Commemoration Ceremony of 10th Anniversary of September 11
First Civil Rights Conference
The U.S. Attorneys' offices for the Districts of Guam and the Northern Mariana Islands will hold a Commemoration Ceremony on the 10th Anniversary of September 11. The families of the fallen soldiers from Micronesia who served during Operation Enduring Freedom will be invited to the ceremony. U.S. Attorney General Eric J. Holder, Jr., will give special remarks and acknowledge those who have served and continue to serve the country. Pictures of the fallen soldiers will be displayed during the Commemoration Ceremony and throughout the two-day conference.
The first Civil Rights Conference will immediately follow after the Commemoration Ceremony. Topics to be covered at the two-day Civil Rights Conference include:
- Overview of Civil Rights Laws
- Hate Crimes
- Color of Law
- Human Trafficking
- Immigration Related Offenses
- Highlights of Civil Rights Cases and Issues
- Investigation and Prosecution of Civil Rights and Immigration Related Cases
- Discovery and Ethical Issues

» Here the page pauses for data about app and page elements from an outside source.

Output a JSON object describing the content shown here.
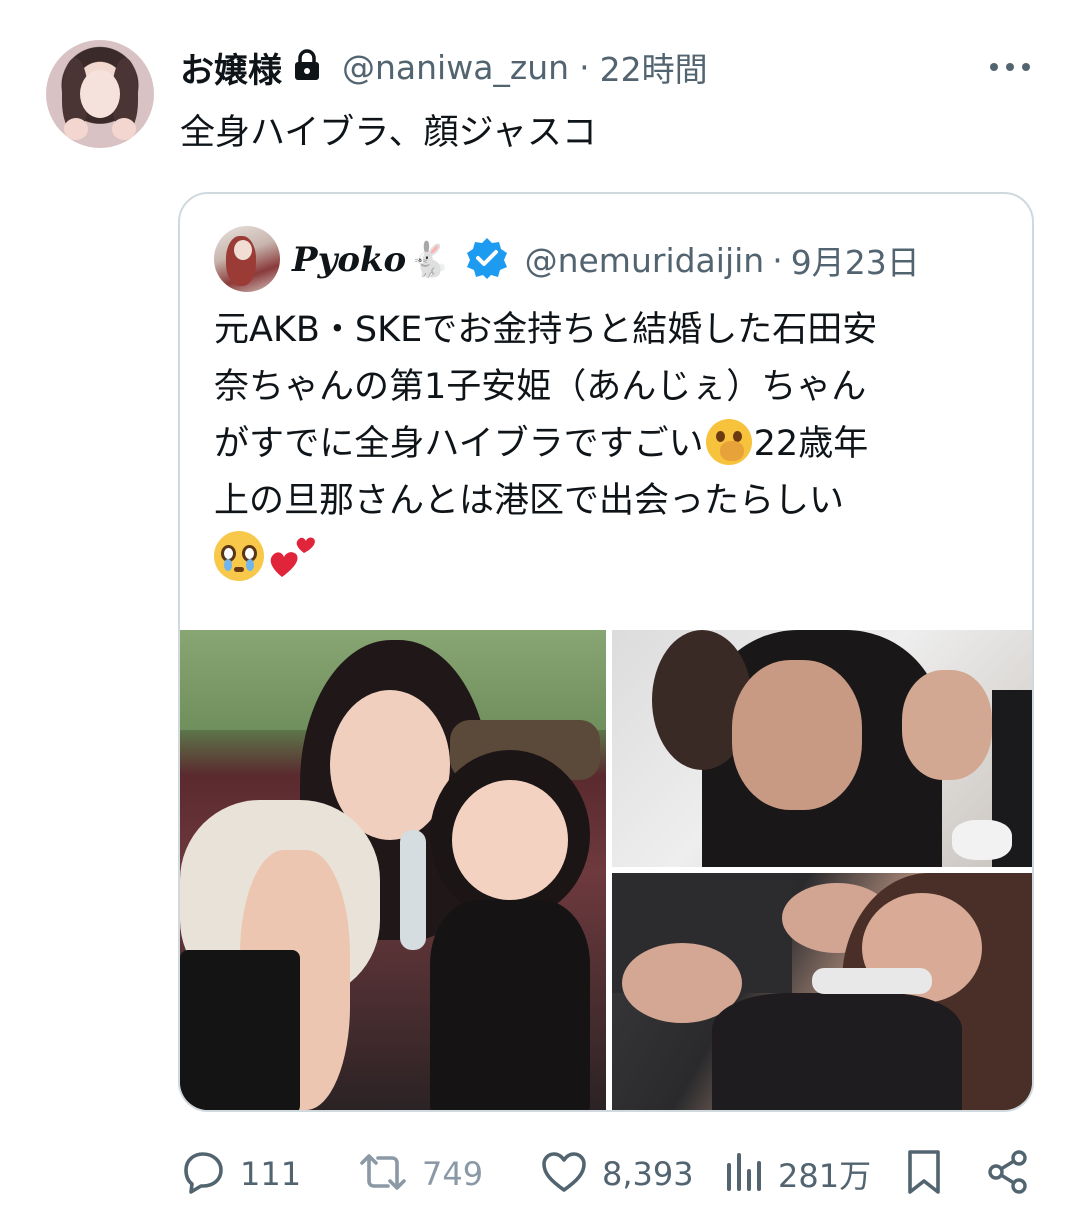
{
  "tweet": {
    "author_name": "お嬢様",
    "handle": "@naniwa_zun",
    "separator": "·",
    "time": "22時間",
    "text": "全身ハイブラ、顔ジャスコ"
  },
  "quoted_tweet": {
    "author_name": "Pyoko",
    "author_emoji": "🐇",
    "handle": "@nemuridaijin",
    "separator": "·",
    "date": "9月23日",
    "text_lines": [
      "元AKB・SKEでお金持ちと結婚した石田安",
      "奈ちゃんの第1子安姫（あんじぇ）ちゃん",
      "がすでに全身ハイブラですごい",
      "22歳年",
      "上の旦那さんとは港区で出会ったらしい"
    ]
  },
  "actions": {
    "replies": "111",
    "retweets": "749",
    "likes": "8,393",
    "views": "281万"
  },
  "icons": {
    "lock": "lock-icon",
    "more": "more-icon",
    "verified": "verified-badge-icon",
    "reply": "reply-icon",
    "retweet": "retweet-icon",
    "like": "heart-icon",
    "views": "views-icon",
    "bookmark": "bookmark-icon",
    "share": "share-icon"
  },
  "colors": {
    "text": "#0f1419",
    "secondary": "#536471",
    "verified": "#1d9bf0",
    "border": "#cfd9de"
  }
}
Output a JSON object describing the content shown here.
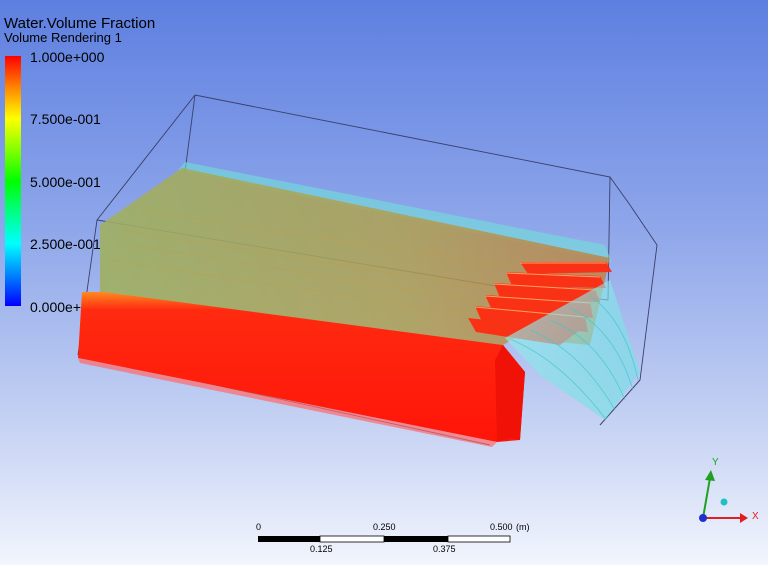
{
  "legend": {
    "title": "Water.Volume Fraction",
    "subtitle": "Volume Rendering 1",
    "ticks": [
      "1.000e+000",
      "7.500e-001",
      "5.000e-001",
      "2.500e-001",
      "0.000e+000"
    ]
  },
  "scale": {
    "top_labels": [
      "0",
      "0.250",
      "0.500",
      "(m)"
    ],
    "bottom_labels": [
      "0.125",
      "0.375"
    ]
  },
  "axes": {
    "x_label": "X",
    "y_label": "Y",
    "x_color": "#e02020",
    "y_color": "#20a020",
    "z_color": "#2030d0"
  },
  "colors": {
    "water_full": "#ff1a0a",
    "water_mix": "#a8a848",
    "water_low": "#7fe8e8"
  }
}
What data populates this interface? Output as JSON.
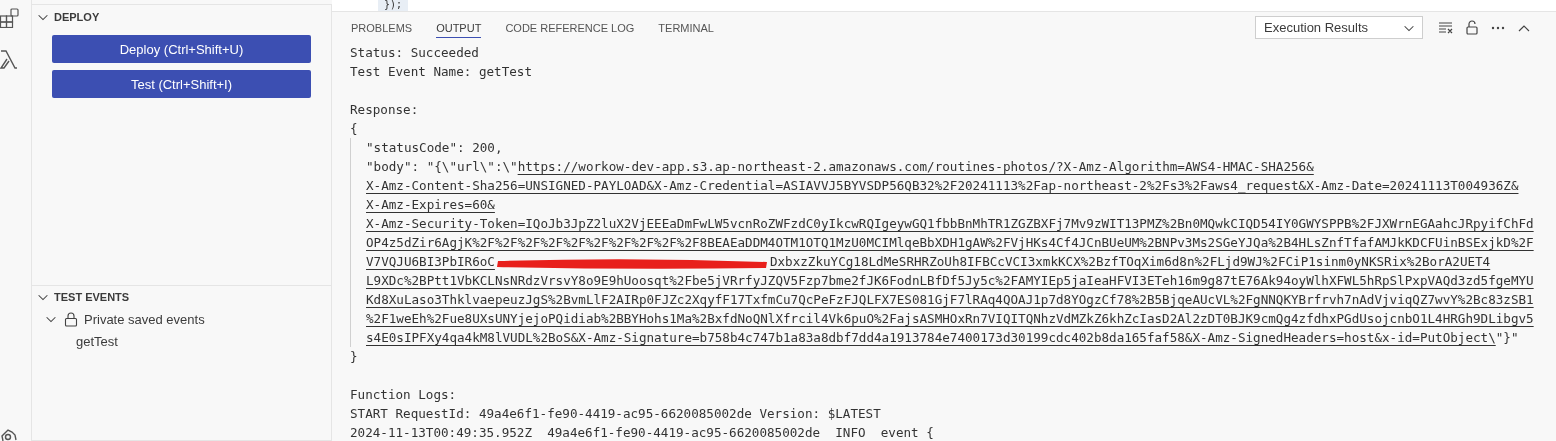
{
  "editor_fragment": {
    "code": "});"
  },
  "sidebar": {
    "sections": [
      {
        "title": "DEPLOY",
        "expanded": true,
        "buttons": [
          "Deploy (Ctrl+Shift+U)",
          "Test (Ctrl+Shift+I)"
        ]
      },
      {
        "title": "TEST EVENTS",
        "expanded": true,
        "tree": [
          {
            "label": "Private saved events",
            "expanded": true,
            "children": [
              {
                "label": "getTest"
              }
            ]
          }
        ]
      }
    ]
  },
  "panel": {
    "tabs": [
      {
        "label": "PROBLEMS",
        "selected": false
      },
      {
        "label": "OUTPUT",
        "selected": true
      },
      {
        "label": "CODE REFERENCE LOG",
        "selected": false
      },
      {
        "label": "TERMINAL",
        "selected": false
      }
    ],
    "dropdown": {
      "value": "Execution Results"
    },
    "output": [
      {
        "kind": "plain",
        "text": "Status: Succeeded"
      },
      {
        "kind": "plain",
        "text": "Test Event Name: getTest"
      },
      {
        "kind": "blank"
      },
      {
        "kind": "plain",
        "text": "Response:"
      },
      {
        "kind": "plain",
        "text": "{"
      },
      {
        "kind": "block",
        "children": [
          {
            "kind": "plain",
            "text": "\"statusCode\": 200,"
          },
          {
            "kind": "link",
            "prefix": "\"body\": \"{\\\"url\\\":\\\"",
            "text": "https://workow-dev-app.s3.ap-northeast-2.amazonaws.com/routines-photos/?X-Amz-Algorithm=AWS4-HMAC-SHA256&"
          },
          {
            "kind": "link",
            "text": "X-Amz-Content-Sha256=UNSIGNED-PAYLOAD&X-Amz-Credential=ASIAVVJ5BYVSDP56QB32%2F20241113%2Fap-northeast-2%2Fs3%2Faws4_request&X-Amz-Date=20241113T004936Z&"
          },
          {
            "kind": "link",
            "text": "X-Amz-Expires=60&"
          },
          {
            "kind": "link",
            "text": "X-Amz-Security-Token=IQoJb3JpZ2luX2VjEEEaDmFwLW5vcnRoZWFzdC0yIkcwRQIgeywGQ1fbbBnMhTR1ZGZBXFj7Mv9zWIT13PMZ%2Bn0MQwkCIQD54IY0GWYSPPB%2FJXWrnEGAahcJRpyifChFd"
          },
          {
            "kind": "link",
            "text": "OP4z5dZir6AgjK%2F%2F%2F%2F%2F%2F%2F%2F%2F%2F8BEAEaDDM4OTM1OTQ1MzU0MCIMlqeBbXDH1gAW%2FVjHKs4Cf4JCnBUeUM%2BNPv3Ms2SGeYJQa%2B4HLsZnfTfafAMJkKDCFUinBSExjkD%2F"
          },
          {
            "kind": "redacted",
            "parts": [
              "V7VQJU6BI3PbIR6oC",
              "DxbxzZkuYCg18LdMeSRHRZoUh8IFBCcVCI3xmkKCX%2BzfTOqXim6d8n%2FLjd9WJ%2FCiP1sinm0yNKSRix%2BorA2UET4"
            ]
          },
          {
            "kind": "link",
            "text": "L9XDc%2BPtt1VbKCLNsNRdzVrsvY8o9E9hUoosqt%2Fbe5jVRrfyJZQV5Fzp7bme2fJK6FodnLBfDf5Jy5c%2FAMYIEp5jaIeaHFVI3ETeh16m9g87tE76Ak94oyWlhXFWL5hRpSlPxpVAQd3zd5fgeMYU"
          },
          {
            "kind": "link",
            "text": "Kd8XuLaso3ThklvaepeuzJgS%2BvmLlF2AIRp0FJZc2XqyfF17TxfmCu7QcPeFzFJQLFX7ES081GjF7lRAq4QOAJ1p7d8YOgzCf78%2B5BjqeAUcVL%2FgNNQKYBrfrvh7nAdVjviqQZ7wvY%2Bc83zSB1"
          },
          {
            "kind": "link",
            "text": "%2F1weEh%2Fue8UXsUNYjejoPQidiab%2BBYHohs1Ma%2BxfdNoQNlXfrcil4Vk6puO%2FajsASMHOxRn7VIQITQNhzVdMZkZ6khZcIasD2Al2zDT0BJK9cmQg4zfdhxPGdUsojcnbO1L4HRGh9DLibgv5"
          },
          {
            "kind": "link",
            "text": "s4E0sIPFXy4qa4kM8lVUDL%2BoS&X-Amz-Signature=b758b4c747b1a83a8dbf7dd4a1913784e7400173d30199cdc402b8da165faf58&X-Amz-SignedHeaders=host&x-id=PutObject\\",
            "suffix": "\"}\""
          }
        ]
      },
      {
        "kind": "plain",
        "text": "}"
      },
      {
        "kind": "blank"
      },
      {
        "kind": "plain",
        "text": "Function Logs:"
      },
      {
        "kind": "plain",
        "text": "START RequestId: 49a4e6f1-fe90-4419-ac95-6620085002de Version: $LATEST"
      },
      {
        "kind": "plain",
        "text": "2024-11-13T00:49:35.952Z  49a4e6f1-fe90-4419-ac95-6620085002de  INFO  event {"
      }
    ]
  }
}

Trainers will be from the Civil Rights Division, U.S. Department of Justice, and U.S. Department of Homeland Security. The conference will be held in both Guam and Saipan.